▶ [EXERCISE AIM]:
In the data, find the word "name" and copy out every line that has it.

(Component data from apps and pages)
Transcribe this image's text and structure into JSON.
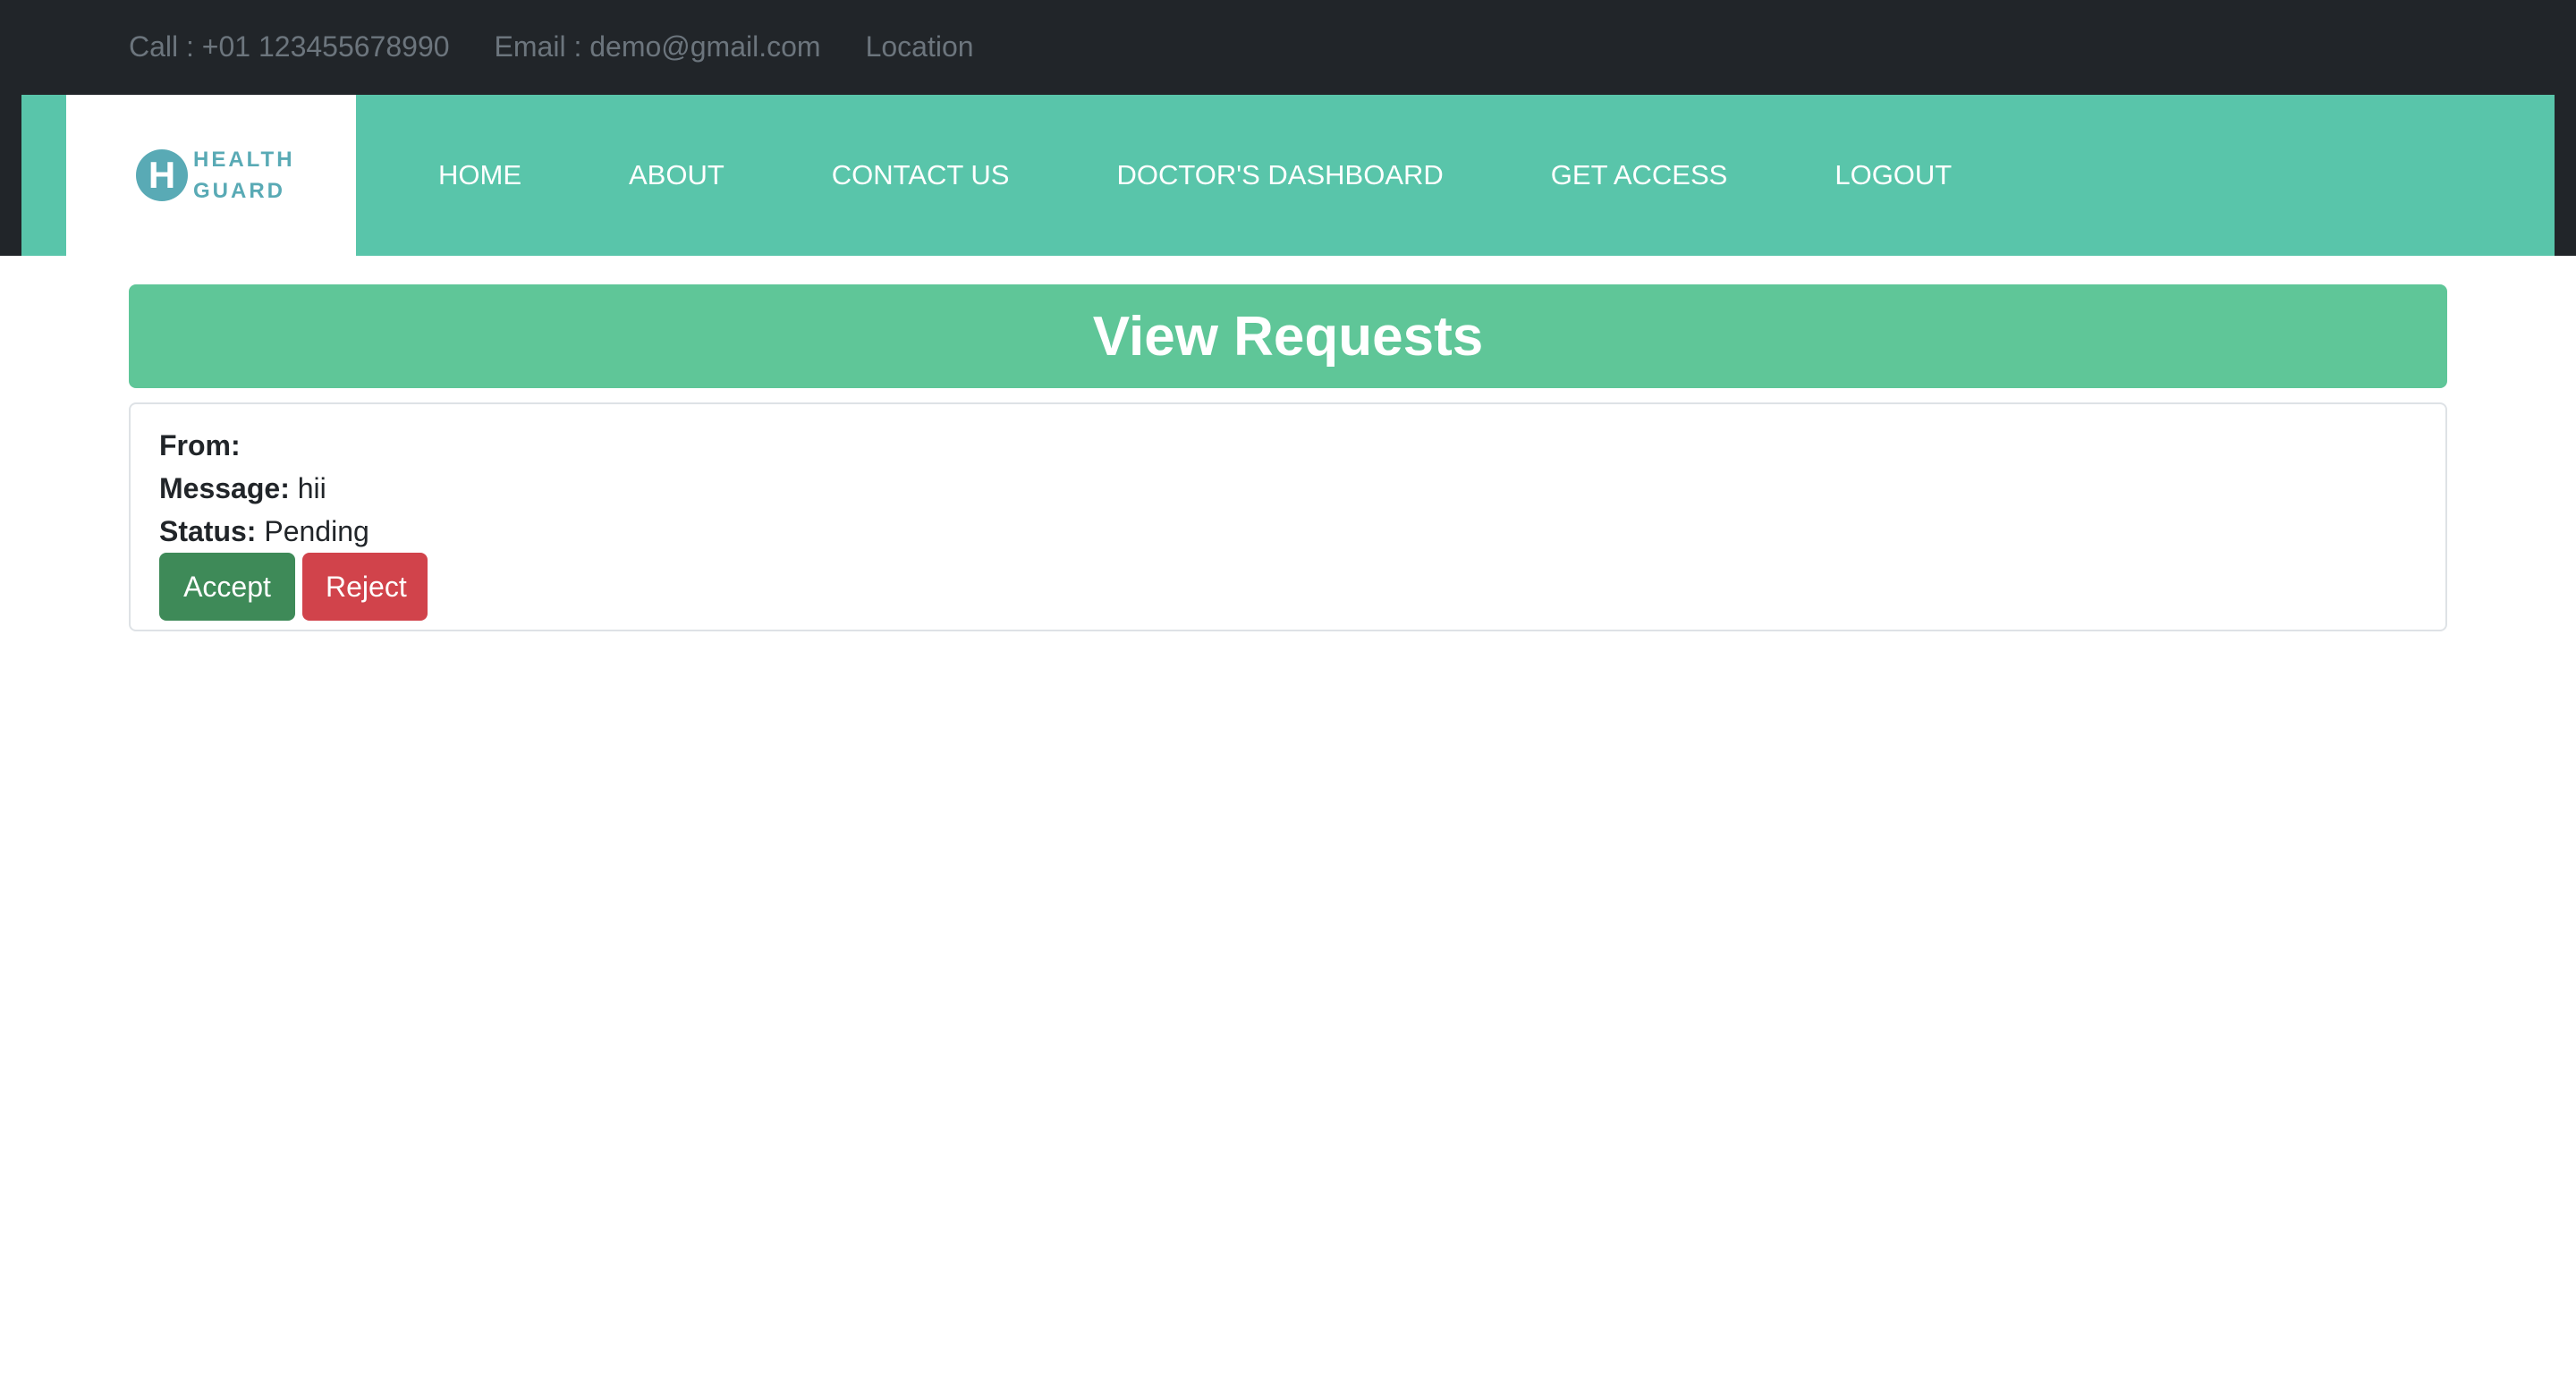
{
  "topbar": {
    "call": "Call : +01 123455678990",
    "email": "Email : demo@gmail.com",
    "location": "Location"
  },
  "brand": {
    "letter": "H",
    "line1": "HEALTH",
    "line2": "GUARD",
    "accent_color": "#59aab5"
  },
  "nav": {
    "items": [
      {
        "label": "HOME"
      },
      {
        "label": "ABOUT"
      },
      {
        "label": "CONTACT US"
      },
      {
        "label": "DOCTOR'S DASHBOARD"
      },
      {
        "label": "GET ACCESS"
      },
      {
        "label": "LOGOUT"
      }
    ],
    "background_color": "#59c5aa"
  },
  "header": {
    "title": "View Requests",
    "background_color": "#5fc698"
  },
  "request": {
    "from_label": "From:",
    "from_value": "",
    "message_label": "Message:",
    "message_value": "hii",
    "status_label": "Status:",
    "status_value": "Pending",
    "accept_label": "Accept",
    "reject_label": "Reject",
    "accept_color": "#3e8a58",
    "reject_color": "#d1434b"
  }
}
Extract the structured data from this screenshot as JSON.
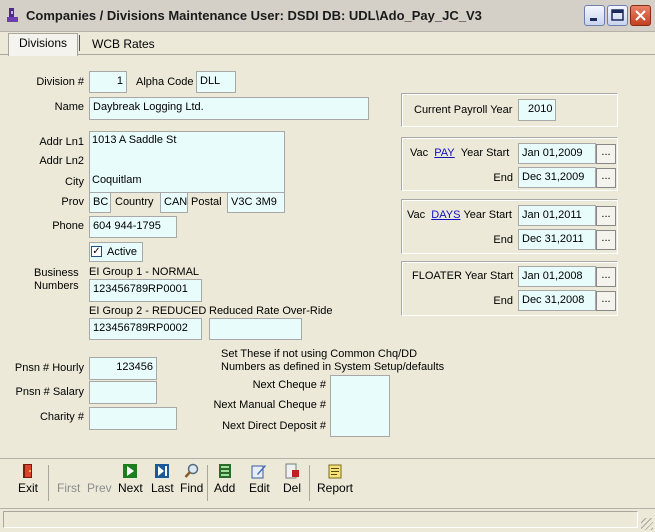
{
  "window": {
    "title": "Companies / Divisions Maintenance   User: DSDI   DB: UDL\\Ado_Pay_JC_V3"
  },
  "tabs": [
    {
      "label": "Divisions"
    },
    {
      "label": "WCB Rates"
    }
  ],
  "labels": {
    "division": "Division #",
    "alpha_code": "Alpha Code",
    "name": "Name",
    "addr1": "Addr Ln1",
    "addr2": "Addr Ln2",
    "city": "City",
    "prov": "Prov",
    "country": "Country",
    "postal": "Postal",
    "phone": "Phone",
    "active": "Active",
    "business_numbers_1": "Business",
    "business_numbers_2": "Numbers",
    "ei_group1": "EI Group 1 - NORMAL",
    "ei_group2": "EI Group 2 - REDUCED",
    "reduced_rate": "Reduced Rate Over-Ride",
    "pnsn_hourly": "Pnsn # Hourly",
    "pnsn_salary": "Pnsn # Salary",
    "charity": "Charity #",
    "set_these_1": "Set These if not using Common Chq/DD",
    "set_these_2": "Numbers as defined in System Setup/defaults",
    "next_cheque": "Next Cheque #",
    "next_manual_cheque": "Next Manual Cheque #",
    "next_direct_deposit": "Next Direct Deposit #",
    "current_payroll_year": "Current Payroll Year",
    "vac_pay_prefix": "Vac",
    "vac_pay_link": "PAY",
    "vac_pay_suffix": "Year Start",
    "vac_days_prefix": "Vac",
    "vac_days_link": "DAYS",
    "vac_days_suffix": "Year Start",
    "floater_start": "FLOATER Year Start",
    "end": "End"
  },
  "fields": {
    "division": "1",
    "alpha_code": "DLL",
    "name": "Daybreak Logging Ltd.",
    "addr1": "1013 A Saddle St",
    "addr2": "",
    "city": "Coquitlam",
    "prov": "BC",
    "country": "CAN",
    "postal": "V3C 3M9",
    "phone": "604 944-1795",
    "active": true,
    "ei_group1": "123456789RP0001",
    "ei_group2": "123456789RP0002",
    "reduced_rate": "",
    "pnsn_hourly": "123456",
    "pnsn_salary": "",
    "charity": "",
    "next_cheque": "",
    "next_manual_cheque": "",
    "next_direct_deposit": "",
    "current_payroll_year": "2010",
    "vac_pay_start": "Jan 01,2009",
    "vac_pay_end": "Dec 31,2009",
    "vac_days_start": "Jan 01,2011",
    "vac_days_end": "Dec 31,2011",
    "floater_start": "Jan 01,2008",
    "floater_end": "Dec 31,2008",
    "ellipsis": "..."
  },
  "active_check": "✓",
  "toolbar": [
    {
      "label": "Exit",
      "icon": "exit-icon",
      "enabled": true
    },
    {
      "label": "First",
      "icon": "first-icon",
      "enabled": false
    },
    {
      "label": "Prev",
      "icon": "prev-icon",
      "enabled": false
    },
    {
      "label": "Next",
      "icon": "next-icon",
      "enabled": true
    },
    {
      "label": "Last",
      "icon": "last-icon",
      "enabled": true
    },
    {
      "label": "Find",
      "icon": "find-icon",
      "enabled": true
    },
    {
      "label": "Add",
      "icon": "add-icon",
      "enabled": true
    },
    {
      "label": "Edit",
      "icon": "edit-icon",
      "enabled": true
    },
    {
      "label": "Del",
      "icon": "delete-icon",
      "enabled": true
    },
    {
      "label": "Report",
      "icon": "report-icon",
      "enabled": true
    }
  ],
  "colors": {
    "field_bg": "#e8fcfc",
    "window_bg": "#ece9d8",
    "link": "#1010c0"
  }
}
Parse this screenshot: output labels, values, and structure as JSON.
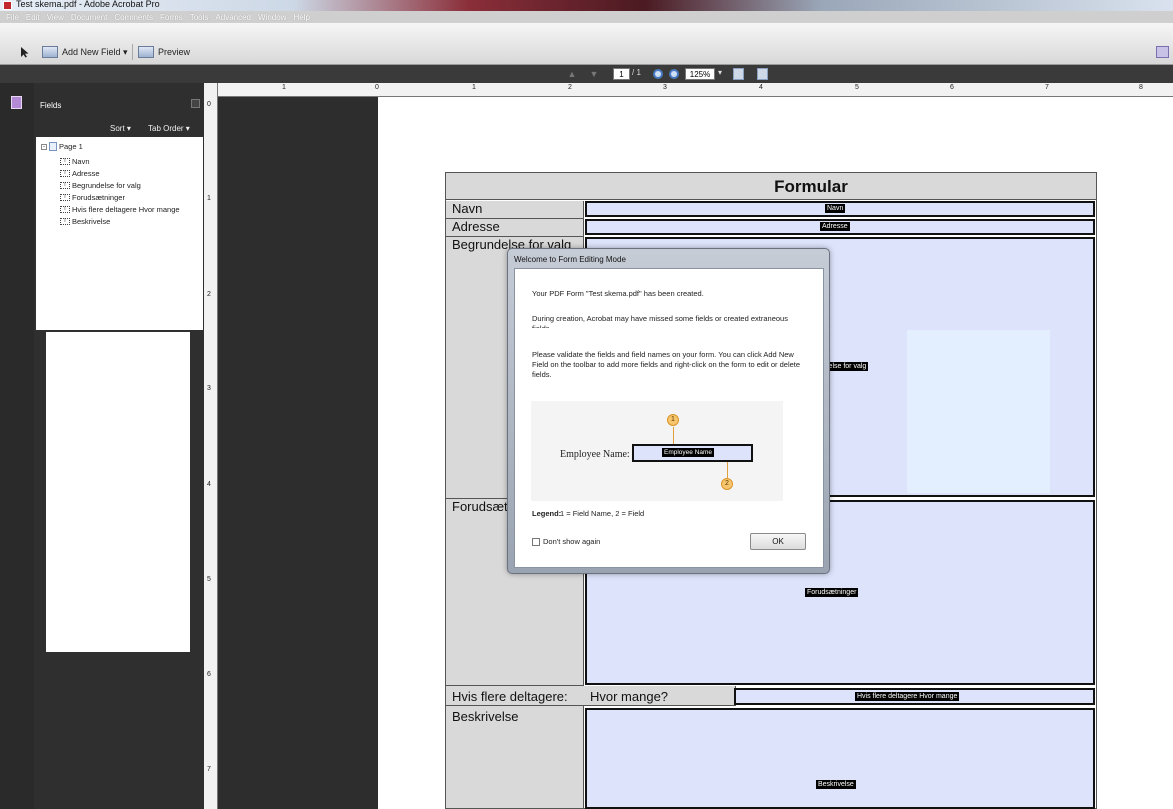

▶ [ANSWER BOX]:
    "name": "Name",
    "name": "Daybreak Logging Ltd.",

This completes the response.